India celebrates the Kite Festival on January 14th every year. The festival celebrates the sun and the sky and respecting how the world moves and the sun gives us light without expectations. The kite symbolizes continuity of it being “cut” down then ascends back up to the skies. The festival symbolizes unity of the country. Kite Festival brings friends and family together on many rooftops. Children fly kites all throughout the month of January but all people fly them on the 14th and the 15th. People cheer as they “cut” other neighboring kites down through lots of skills and technique. I went to Virenbhai’s rooftop and enjoyed homemade chili, guava seasoned with masala spices, and chikki which is peanut brittle. Viralbhai and Vaishaliben wanted to help provide the children at Kiran Center to have a fun Kite Festival.
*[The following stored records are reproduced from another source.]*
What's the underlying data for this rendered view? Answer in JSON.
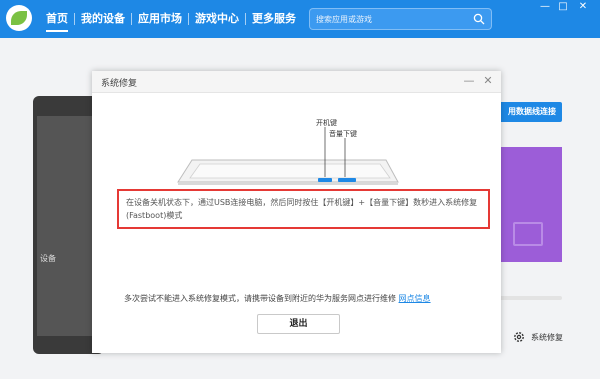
{
  "topbar": {
    "nav": [
      {
        "label": "首页"
      },
      {
        "label": "我的设备"
      },
      {
        "label": "应用市场"
      },
      {
        "label": "游戏中心"
      },
      {
        "label": "更多服务"
      }
    ],
    "search_placeholder": "搜索应用或游戏",
    "window_controls": {
      "minimize": "—",
      "maximize": "□",
      "close": "✕"
    }
  },
  "background": {
    "tablet_text": "设备",
    "wireless_button": "用数据线连接",
    "system_repair_link": "系统修复"
  },
  "dialog": {
    "title": "系统修复",
    "minimize": "—",
    "close": "✕",
    "power_key_label": "开机键",
    "volume_down_label": "音量下键",
    "instruction": "在设备关机状态下，通过USB连接电脑，然后同时按住【开机键】+【音量下键】数秒进入系统修复(Fastboot)模式",
    "footer_note": "多次尝试不能进入系统修复模式，请携带设备到附近的华为服务网点进行维修",
    "footer_link": "网点信息",
    "exit_button": "退出"
  }
}
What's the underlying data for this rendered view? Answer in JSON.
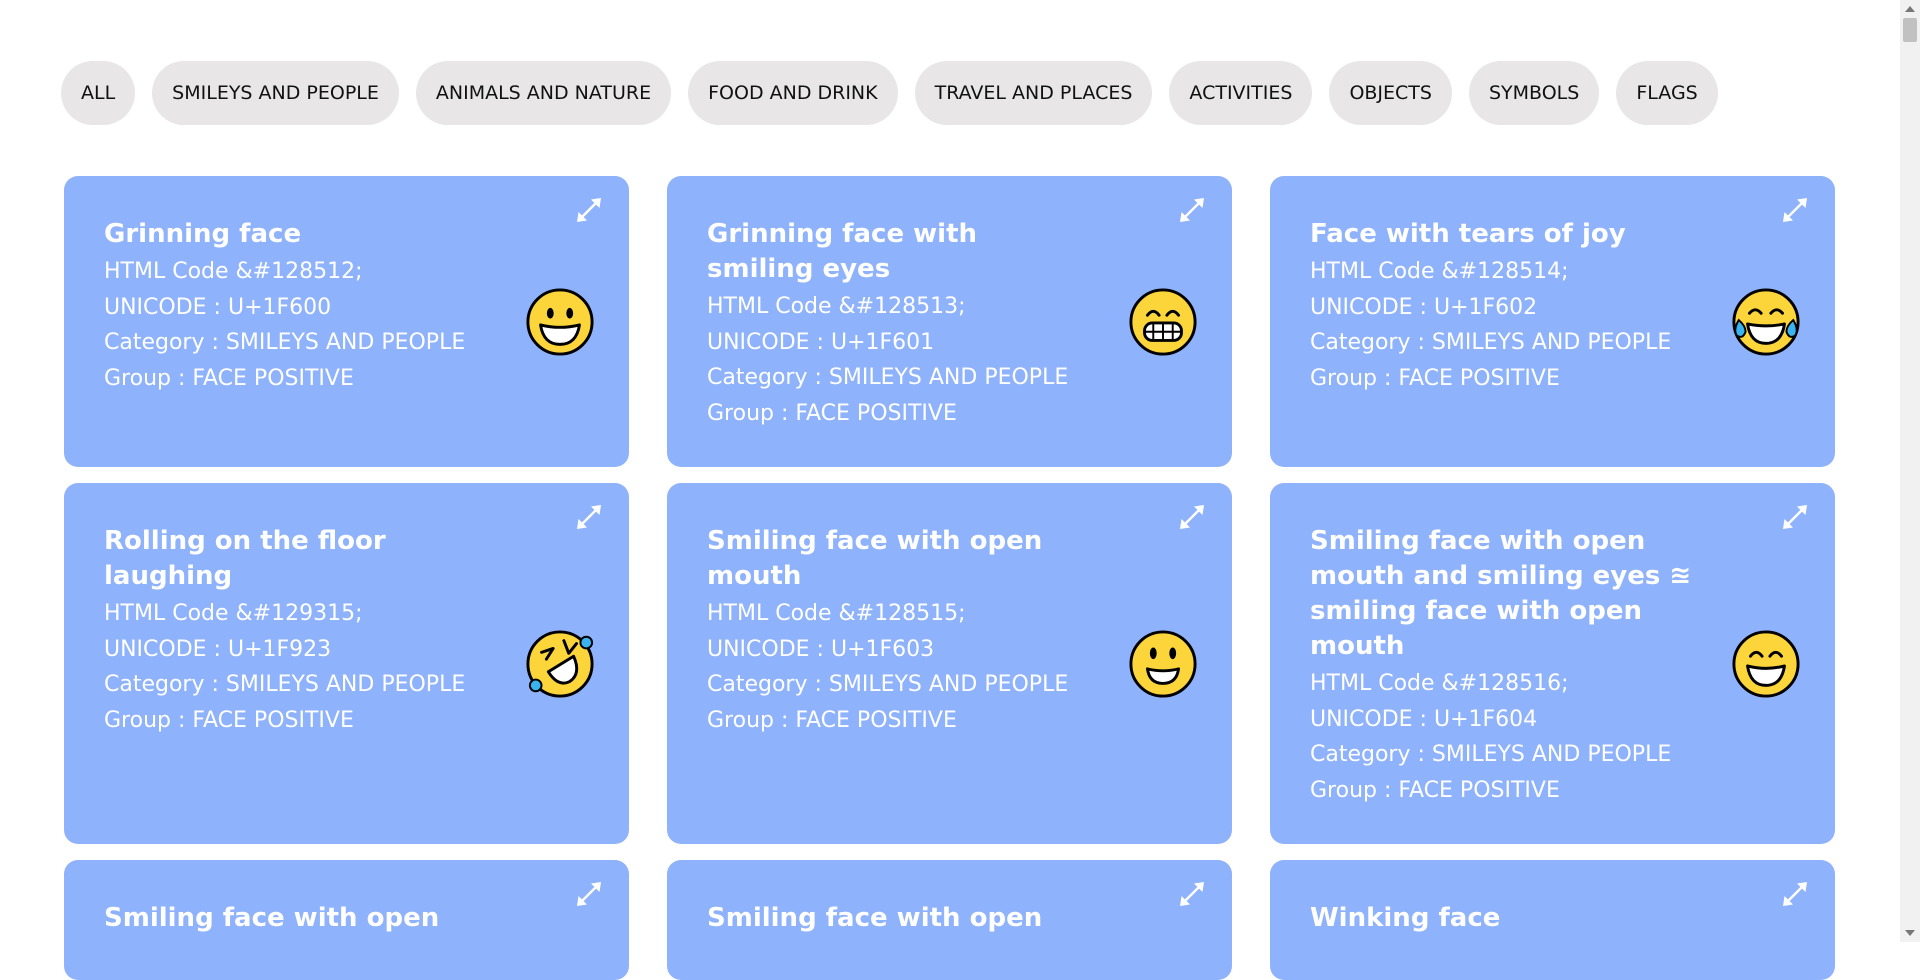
{
  "filters": [
    "ALL",
    "SMILEYS AND PEOPLE",
    "ANIMALS AND NATURE",
    "FOOD AND DRINK",
    "TRAVEL AND PLACES",
    "ACTIVITIES",
    "OBJECTS",
    "SYMBOLS",
    "FLAGS"
  ],
  "cards": [
    {
      "name": "Grinning face",
      "html_code": "HTML Code &#128512;",
      "unicode": "UNICODE : U+1F600",
      "category": "Category : SMILEYS AND PEOPLE",
      "group": "Group : FACE POSITIVE",
      "icon": "grinning-face-emoji"
    },
    {
      "name": "Grinning face with smiling eyes",
      "html_code": "HTML Code &#128513;",
      "unicode": "UNICODE : U+1F601",
      "category": "Category : SMILEYS AND PEOPLE",
      "group": "Group : FACE POSITIVE",
      "icon": "beaming-face-emoji"
    },
    {
      "name": "Face with tears of joy",
      "html_code": "HTML Code &#128514;",
      "unicode": "UNICODE : U+1F602",
      "category": "Category : SMILEYS AND PEOPLE",
      "group": "Group : FACE POSITIVE",
      "icon": "tears-of-joy-emoji"
    },
    {
      "name": "Rolling on the floor laughing",
      "html_code": "HTML Code &#129315;",
      "unicode": "UNICODE : U+1F923",
      "category": "Category : SMILEYS AND PEOPLE",
      "group": "Group : FACE POSITIVE",
      "icon": "rofl-emoji"
    },
    {
      "name": "Smiling face with open mouth",
      "html_code": "HTML Code &#128515;",
      "unicode": "UNICODE : U+1F603",
      "category": "Category : SMILEYS AND PEOPLE",
      "group": "Group : FACE POSITIVE",
      "icon": "open-mouth-smile-emoji"
    },
    {
      "name": "Smiling face with open mouth and smiling eyes ≊ smiling face with open mouth",
      "html_code": "HTML Code &#128516;",
      "unicode": "UNICODE : U+1F604",
      "category": "Category : SMILEYS AND PEOPLE",
      "group": "Group : FACE POSITIVE",
      "icon": "grinning-smiling-eyes-emoji"
    },
    {
      "name": "Smiling face with open",
      "icon": ""
    },
    {
      "name": "Smiling face with open",
      "icon": ""
    },
    {
      "name": "Winking face",
      "icon": ""
    }
  ],
  "colors": {
    "card_bg": "#8fb2fc",
    "chip_bg": "#e8e6e6",
    "emoji_yellow": "#fcd53a",
    "tear_blue": "#3ab4f0"
  }
}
Each child was given 5 kites to fly along with a guava and chikki as we sent them home for the weekend.
Moving Together from Lester, England and college students from DMU did a dance workshop with the 4th and 5th standards. The choreography was such high intensity and the children were mesmerized by their passion for dance. It was fun to see the children dance to English music as well as to Indian pop. The boys get into dancing just as much as the girls. Dancing is a cross cultural and multi-language connection without having to say very much.
5th standard had another great opportunity to experience with painting for the first time thanks to Deborah and Gerald Huth from Santa Rosa, California. Gerald Huth is a successful artist who provided this experience. They painted their favorite animal or flower utilizing bright colors, being meticulous with the materials, and the details.
I have been waiting patiently to start the English curriculum. I met with the education coordinators and got their approval to test pilot the Reading A-Z online reading and phonics program at Manav Gulzar and at Tekro Center (Community Center) for 2nd and 4th standards. I am testing this for the next few weeks. I’m teaching along with Falguniben and Kusumben at Manav Gulzar to see if the program is simple to implement. Then we will start training the teachers for the next three months on how to teach this curriculum. My goal is to print all the materials (lesson plans, basal level reader books, picture phonic cards) for all five centers. So far, the reactions have been positive in that the kids are enjoying being engaged in the lessons. The students are learning nursery rhymes to as a fun way to hear words that have similar sounds. They are showing understanding of rhyming words; I’m teaching family word patterns for them to understand how sounds work in English and modeling fluency during the read aloud time of the lesson.